Data about app and page elements:
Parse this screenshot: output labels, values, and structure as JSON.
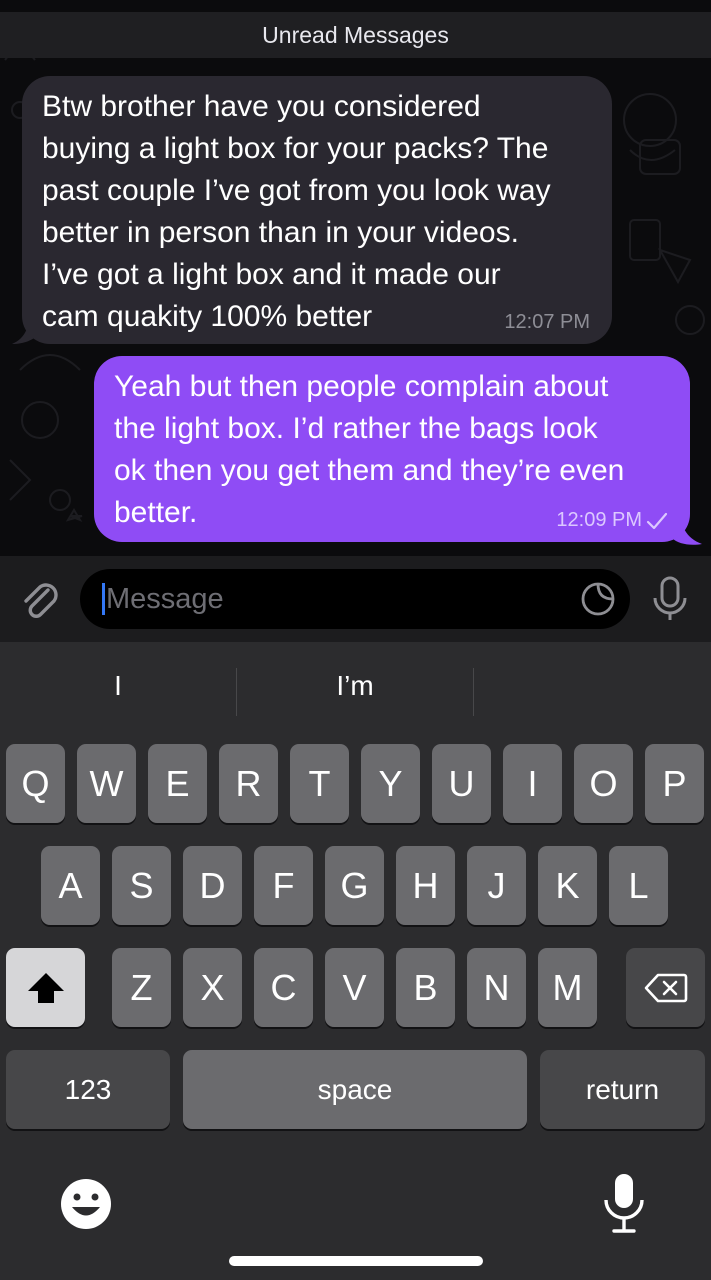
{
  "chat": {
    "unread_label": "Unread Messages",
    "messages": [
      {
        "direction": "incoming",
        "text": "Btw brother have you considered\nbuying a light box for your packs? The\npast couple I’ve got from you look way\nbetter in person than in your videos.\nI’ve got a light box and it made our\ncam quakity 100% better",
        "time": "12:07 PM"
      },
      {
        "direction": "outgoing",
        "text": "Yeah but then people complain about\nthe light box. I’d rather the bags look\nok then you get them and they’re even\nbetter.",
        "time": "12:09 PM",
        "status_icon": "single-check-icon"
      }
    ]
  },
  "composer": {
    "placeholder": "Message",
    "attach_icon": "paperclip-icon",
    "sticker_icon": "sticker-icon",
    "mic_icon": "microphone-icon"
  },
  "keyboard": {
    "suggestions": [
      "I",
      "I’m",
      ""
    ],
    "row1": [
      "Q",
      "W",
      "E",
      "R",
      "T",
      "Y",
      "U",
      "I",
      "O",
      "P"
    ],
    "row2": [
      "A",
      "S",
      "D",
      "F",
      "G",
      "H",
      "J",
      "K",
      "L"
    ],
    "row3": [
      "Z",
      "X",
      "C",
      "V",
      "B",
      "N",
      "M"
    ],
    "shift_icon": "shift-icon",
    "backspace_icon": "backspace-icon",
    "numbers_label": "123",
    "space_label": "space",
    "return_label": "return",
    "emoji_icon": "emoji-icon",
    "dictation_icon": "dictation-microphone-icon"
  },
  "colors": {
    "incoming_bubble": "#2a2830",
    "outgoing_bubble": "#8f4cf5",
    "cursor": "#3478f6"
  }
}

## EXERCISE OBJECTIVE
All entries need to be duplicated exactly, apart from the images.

## TASK RESPONSE
Parse this screenshot: output labels, values, and structure as JSON.
{
  "chat": {
    "unread_label": "Unread Messages",
    "messages": [
      {
        "direction": "incoming",
        "text": "Btw brother have you considered\nbuying a light box for your packs? The\npast couple I’ve got from you look way\nbetter in person than in your videos.\nI’ve got a light box and it made our\ncam quakity 100% better",
        "time": "12:07 PM"
      },
      {
        "direction": "outgoing",
        "text": "Yeah but then people complain about\nthe light box. I’d rather the bags look\nok then you get them and they’re even\nbetter.",
        "time": "12:09 PM",
        "status_icon": "single-check-icon"
      }
    ]
  },
  "composer": {
    "placeholder": "Message",
    "attach_icon": "paperclip-icon",
    "sticker_icon": "sticker-icon",
    "mic_icon": "microphone-icon"
  },
  "keyboard": {
    "suggestions": [
      "I",
      "I’m",
      ""
    ],
    "row1": [
      "Q",
      "W",
      "E",
      "R",
      "T",
      "Y",
      "U",
      "I",
      "O",
      "P"
    ],
    "row2": [
      "A",
      "S",
      "D",
      "F",
      "G",
      "H",
      "J",
      "K",
      "L"
    ],
    "row3": [
      "Z",
      "X",
      "C",
      "V",
      "B",
      "N",
      "M"
    ],
    "shift_icon": "shift-icon",
    "backspace_icon": "backspace-icon",
    "numbers_label": "123",
    "space_label": "space",
    "return_label": "return",
    "emoji_icon": "emoji-icon",
    "dictation_icon": "dictation-microphone-icon"
  },
  "colors": {
    "incoming_bubble": "#2a2830",
    "outgoing_bubble": "#8f4cf5",
    "cursor": "#3478f6"
  }
}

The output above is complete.